Over the decades montage has been used to offer knowledge to an audience rather than to make them feel. Clearly, nobody explained this to Kim Longinotto who traverses a century of British archival footage to craft the swooning and romantic Love Is All: 100 Years of Love & Courtship (2014). Expertly stitching together clips from home movies, newsreels and fiction films, the result is a seventy minute patchwork constructed from over seventy-five sources that remain unidentified until the credits.

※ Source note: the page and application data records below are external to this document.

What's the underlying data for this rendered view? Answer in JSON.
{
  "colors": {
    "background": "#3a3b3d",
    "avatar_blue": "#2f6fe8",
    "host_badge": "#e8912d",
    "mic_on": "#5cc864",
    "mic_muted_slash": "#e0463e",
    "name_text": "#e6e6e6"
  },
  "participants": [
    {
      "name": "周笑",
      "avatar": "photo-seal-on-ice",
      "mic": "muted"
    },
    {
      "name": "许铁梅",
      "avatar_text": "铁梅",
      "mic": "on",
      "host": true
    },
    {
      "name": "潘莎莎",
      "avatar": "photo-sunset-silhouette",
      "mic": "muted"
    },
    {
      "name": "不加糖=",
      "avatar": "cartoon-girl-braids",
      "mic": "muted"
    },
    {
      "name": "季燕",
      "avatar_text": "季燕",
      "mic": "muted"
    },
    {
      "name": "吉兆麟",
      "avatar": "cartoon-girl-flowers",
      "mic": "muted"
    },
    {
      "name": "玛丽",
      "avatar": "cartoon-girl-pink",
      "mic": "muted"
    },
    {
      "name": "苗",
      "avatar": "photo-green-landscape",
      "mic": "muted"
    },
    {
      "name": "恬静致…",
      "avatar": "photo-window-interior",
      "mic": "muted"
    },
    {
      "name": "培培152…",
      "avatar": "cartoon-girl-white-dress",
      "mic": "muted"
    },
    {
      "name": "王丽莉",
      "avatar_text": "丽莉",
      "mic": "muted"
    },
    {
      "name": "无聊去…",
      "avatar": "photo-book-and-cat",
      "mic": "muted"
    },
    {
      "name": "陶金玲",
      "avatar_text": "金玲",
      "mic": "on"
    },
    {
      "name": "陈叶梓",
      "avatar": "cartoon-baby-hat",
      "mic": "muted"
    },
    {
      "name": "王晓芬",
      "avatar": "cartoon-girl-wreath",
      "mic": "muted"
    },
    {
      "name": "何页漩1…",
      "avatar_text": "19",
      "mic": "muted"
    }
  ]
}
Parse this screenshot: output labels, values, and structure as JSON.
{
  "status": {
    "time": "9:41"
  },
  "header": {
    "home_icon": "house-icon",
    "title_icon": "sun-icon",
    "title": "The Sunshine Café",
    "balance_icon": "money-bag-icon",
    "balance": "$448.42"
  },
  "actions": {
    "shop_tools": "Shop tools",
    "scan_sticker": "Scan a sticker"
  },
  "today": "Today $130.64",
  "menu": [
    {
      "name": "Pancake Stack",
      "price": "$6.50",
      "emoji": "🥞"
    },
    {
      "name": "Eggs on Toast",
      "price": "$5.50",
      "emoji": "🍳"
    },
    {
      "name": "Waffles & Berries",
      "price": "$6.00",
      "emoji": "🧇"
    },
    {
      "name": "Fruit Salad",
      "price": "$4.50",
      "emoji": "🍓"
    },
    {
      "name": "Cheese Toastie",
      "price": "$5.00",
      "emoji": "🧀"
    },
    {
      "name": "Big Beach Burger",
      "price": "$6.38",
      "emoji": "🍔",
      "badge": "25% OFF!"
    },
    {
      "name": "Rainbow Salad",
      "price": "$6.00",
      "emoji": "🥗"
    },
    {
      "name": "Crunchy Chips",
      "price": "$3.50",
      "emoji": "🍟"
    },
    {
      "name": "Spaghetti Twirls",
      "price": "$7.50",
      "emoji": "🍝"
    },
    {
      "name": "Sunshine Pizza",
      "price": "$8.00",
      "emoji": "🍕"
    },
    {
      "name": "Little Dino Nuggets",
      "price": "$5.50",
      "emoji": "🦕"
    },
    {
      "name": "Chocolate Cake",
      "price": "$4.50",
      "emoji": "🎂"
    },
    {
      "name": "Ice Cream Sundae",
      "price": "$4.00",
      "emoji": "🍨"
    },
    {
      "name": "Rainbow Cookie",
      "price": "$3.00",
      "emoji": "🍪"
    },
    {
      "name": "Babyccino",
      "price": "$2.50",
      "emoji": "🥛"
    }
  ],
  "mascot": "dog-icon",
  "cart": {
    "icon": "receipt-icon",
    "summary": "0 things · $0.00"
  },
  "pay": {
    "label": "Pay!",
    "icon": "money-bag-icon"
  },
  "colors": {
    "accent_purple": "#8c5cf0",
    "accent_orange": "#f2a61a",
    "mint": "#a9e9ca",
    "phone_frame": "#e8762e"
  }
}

This effect is compounded by a sumptuous Richard Hawley soundtrack whose electric guitar lilts and broods in equal measure, accentuating a tender locking of hands or the flicker of lust across an eye. For Longinotto strives not just to present an old-fashioned and quaint love, as might appear in early scenes of a courting couple kissing in a train carriage. editor Ollie Huddlestone seamlessly shifts the focus back and forth through time, the lens falls upon various converging vortices including those swirling around notions of rejection, chastity and adultery as well as the more typical cinematic representations of the heart’s wonts. Each of these is sculpted with wonderful assurance, the filmmakers exploring love through the performance, composition and technique rather than merely as character arc.
Instead of presenting the fall, Longinotto takes the emotion for granted and delves into its many forms and facets. For every instant of a restrained couple embracing in woodlands, or two boys duelling for the honour of a pretty girl in a Sunday afternoon romp in the park, cultural taboos are also presented. The opening shot is a train entering a tunnel, conjuring recollections of forbidden romance a la Brief Encounter (1945) but also the motif’s use as bawdy sexual metaphor when such things were required. Transgressions are returned to throughout the runtime with interracial and homosexual relationships highlighting changing attitudes – a series of cuttings from My Beautiful Laundrette (1985) neatly explores both. This is not just love, but Britain’s evolving idea of it, culminating in footage from a gay wedding in 2014. One of the most striking scenes sets a silent tale of exotic seduction and an unfaithful husband to the raw sexuality of Hawley’s jagged chords. It’s in those moments unburdened from story that Love Is All traces the wordless contours of our national cinematic love affairs and truly soars.